Top of RECORDS FOR THE TASK

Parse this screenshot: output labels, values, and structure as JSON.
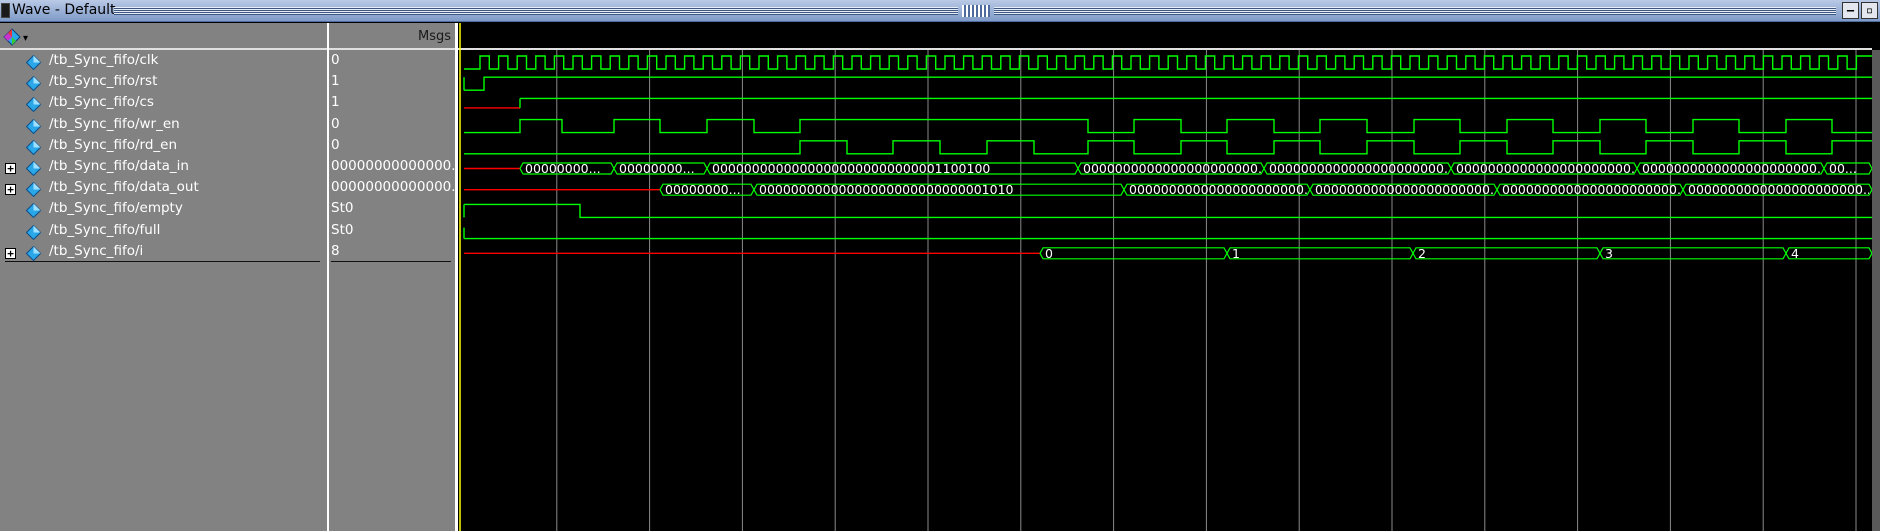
{
  "window": {
    "title": "Wave - Default"
  },
  "header": {
    "value_col": "Msgs"
  },
  "signals": [
    {
      "name": "/tb_Sync_fifo/clk",
      "value": "0",
      "expandable": false
    },
    {
      "name": "/tb_Sync_fifo/rst",
      "value": "1",
      "expandable": false
    },
    {
      "name": "/tb_Sync_fifo/cs",
      "value": "1",
      "expandable": false
    },
    {
      "name": "/tb_Sync_fifo/wr_en",
      "value": "0",
      "expandable": false
    },
    {
      "name": "/tb_Sync_fifo/rd_en",
      "value": "0",
      "expandable": false
    },
    {
      "name": "/tb_Sync_fifo/data_in",
      "value": "00000000000000...",
      "expandable": true
    },
    {
      "name": "/tb_Sync_fifo/data_out",
      "value": "00000000000000...",
      "expandable": true
    },
    {
      "name": "/tb_Sync_fifo/empty",
      "value": "St0",
      "expandable": false
    },
    {
      "name": "/tb_Sync_fifo/full",
      "value": "St0",
      "expandable": false
    },
    {
      "name": "/tb_Sync_fifo/i",
      "value": "8",
      "expandable": true
    }
  ],
  "bus_labels": {
    "data_in": [
      "00000000...",
      "00000000...",
      "00000000000000000000000000001100100",
      "0000000000000000000000...",
      "0000000000000000000000...",
      "0000000000000000000000...",
      "0000000000000000000000...",
      "00..."
    ],
    "data_out": [
      "00000000...",
      "00000000000000000000000000001010",
      "0000000000000000000000...",
      "0000000000000000000000...",
      "0000000000000000000000...",
      "0000000000000000000000..."
    ],
    "i": [
      "0",
      "1",
      "2",
      "3",
      "4"
    ]
  },
  "colors": {
    "wave": "#00ff00",
    "undefined": "#ff0000",
    "cursor": "#ffff00",
    "grid": "#8a8a8a",
    "pane_bg": "#828282",
    "signal_icon": "#2aa7e8"
  },
  "icons": {
    "signal": "signal-diamond-icon",
    "expand": "expand-plus-icon",
    "wave_logo": "wave-logo-icon",
    "minimize": "minimize-icon",
    "restore": "restore-icon"
  }
}
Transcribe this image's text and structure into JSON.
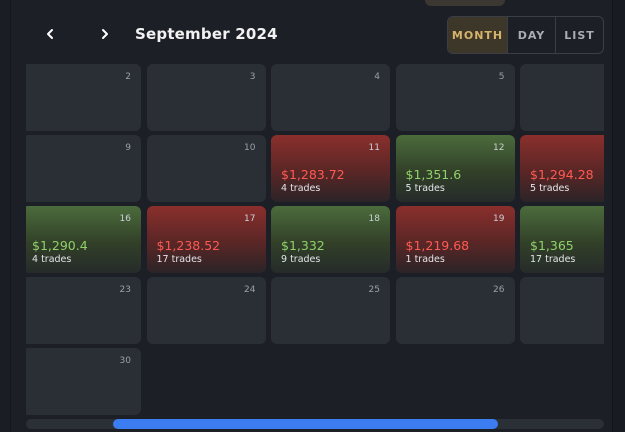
{
  "header": {
    "month_title": "September 2024",
    "prev_icon": "chevron-left-icon",
    "next_icon": "chevron-right-icon",
    "views": [
      {
        "label": "MONTH",
        "active": true
      },
      {
        "label": "DAY",
        "active": false
      },
      {
        "label": "LIST",
        "active": false
      }
    ]
  },
  "colors": {
    "background": "#1c1f26",
    "cell": "#2a2e35",
    "profit_text": "#8fd16a",
    "loss_text": "#ff5a52",
    "active_view_text": "#d6b36a",
    "scroll_thumb": "#3b7cf0"
  },
  "calendar": {
    "weeks": [
      [
        {
          "day": "2"
        },
        {
          "day": "3"
        },
        {
          "day": "4"
        },
        {
          "day": "5"
        },
        {
          "day": ""
        }
      ],
      [
        {
          "day": "9"
        },
        {
          "day": "10"
        },
        {
          "day": "11",
          "pnl": "$1,283.72",
          "trades": "4 trades",
          "status": "loss"
        },
        {
          "day": "12",
          "pnl": "$1,351.6",
          "trades": "5 trades",
          "status": "profit"
        },
        {
          "day": "",
          "pnl": "$1,294.28",
          "trades": "5 trades",
          "status": "loss"
        }
      ],
      [
        {
          "day": "16",
          "pnl": "$1,290.4",
          "trades": "4 trades",
          "status": "profit"
        },
        {
          "day": "17",
          "pnl": "$1,238.52",
          "trades": "17 trades",
          "status": "loss"
        },
        {
          "day": "18",
          "pnl": "$1,332",
          "trades": "9 trades",
          "status": "profit"
        },
        {
          "day": "19",
          "pnl": "$1,219.68",
          "trades": "1 trades",
          "status": "loss"
        },
        {
          "day": "",
          "pnl": "$1,365",
          "trades": "17 trades",
          "status": "profit"
        }
      ],
      [
        {
          "day": "23"
        },
        {
          "day": "24"
        },
        {
          "day": "25"
        },
        {
          "day": "26"
        },
        {
          "day": ""
        }
      ],
      [
        {
          "day": "30"
        }
      ]
    ]
  },
  "scrollbar": {
    "position": 0.15,
    "visible_fraction": 0.67
  }
}
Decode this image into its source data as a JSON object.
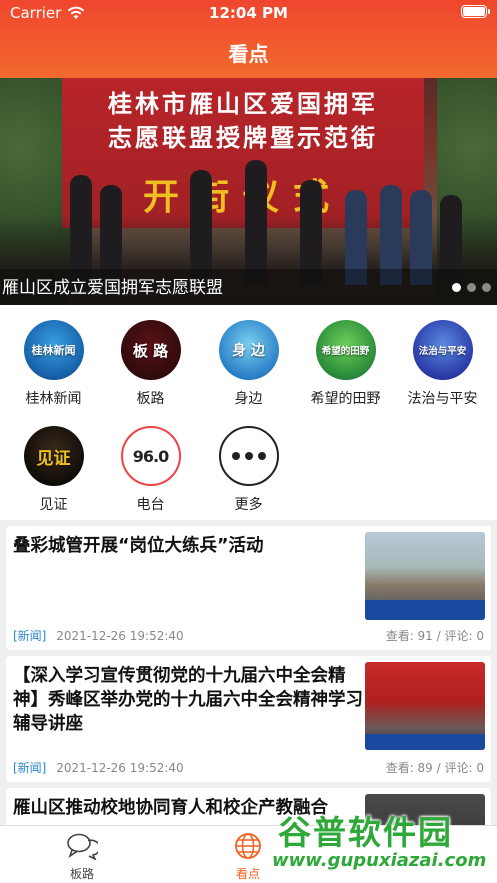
{
  "status_bar": {
    "carrier": "Carrier",
    "time": "12:04 PM"
  },
  "nav": {
    "title": "看点"
  },
  "banner": {
    "board_line1": "桂林市雁山区爱国拥军",
    "board_line2": "志愿联盟授牌暨示范街",
    "board_big": "开街仪式",
    "caption": "雁山区成立爱国拥军志愿联盟",
    "page_count": 3,
    "active_page": 1
  },
  "channels": [
    {
      "label": "桂林新闻",
      "icon_text": "桂林新闻",
      "icon": "guilin-news-logo"
    },
    {
      "label": "板路",
      "icon_text": "板 路",
      "icon": "banlu-logo"
    },
    {
      "label": "身边",
      "icon_text": "身 边",
      "icon": "shenbian-logo"
    },
    {
      "label": "希望的田野",
      "icon_text": "希望的田野",
      "icon": "xiwang-logo"
    },
    {
      "label": "法治与平安",
      "icon_text": "法治与平安",
      "icon": "fazhi-logo"
    },
    {
      "label": "见证",
      "icon_text": "见证",
      "icon": "jianzheng-logo"
    },
    {
      "label": "电台",
      "icon_text": "96.0",
      "icon": "radio-logo"
    },
    {
      "label": "更多",
      "icon_text": "",
      "icon": "more-icon"
    }
  ],
  "news": [
    {
      "title": "叠彩城管开展“岗位大练兵”活动",
      "tag": "[新闻]",
      "time": "2021-12-26 19:52:40",
      "views": "查看: 91",
      "comments": "评论: 0"
    },
    {
      "title": "【深入学习宣传贯彻党的十九届六中全会精神】秀峰区举办党的十九届六中全会精神学习辅导讲座",
      "tag": "[新闻]",
      "time": "2021-12-26 19:52:40",
      "views": "查看: 89",
      "comments": "评论: 0"
    },
    {
      "title": "雁山区推动校地协同育人和校企产教融合"
    }
  ],
  "tabbar": [
    {
      "label": "板路",
      "icon": "chat-bubbles-icon",
      "active": false
    },
    {
      "label": "看点",
      "icon": "globe-icon",
      "active": true
    }
  ],
  "watermark": {
    "main": "谷普软件园",
    "url": "www.gupuxiazai.com"
  },
  "colors": {
    "header": "#f0462e",
    "accent": "#f06020",
    "tag": "#2a8ad0"
  }
}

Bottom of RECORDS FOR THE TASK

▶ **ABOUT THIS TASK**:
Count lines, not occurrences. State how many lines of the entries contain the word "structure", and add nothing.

▶ **ANSWER BELOW**:
2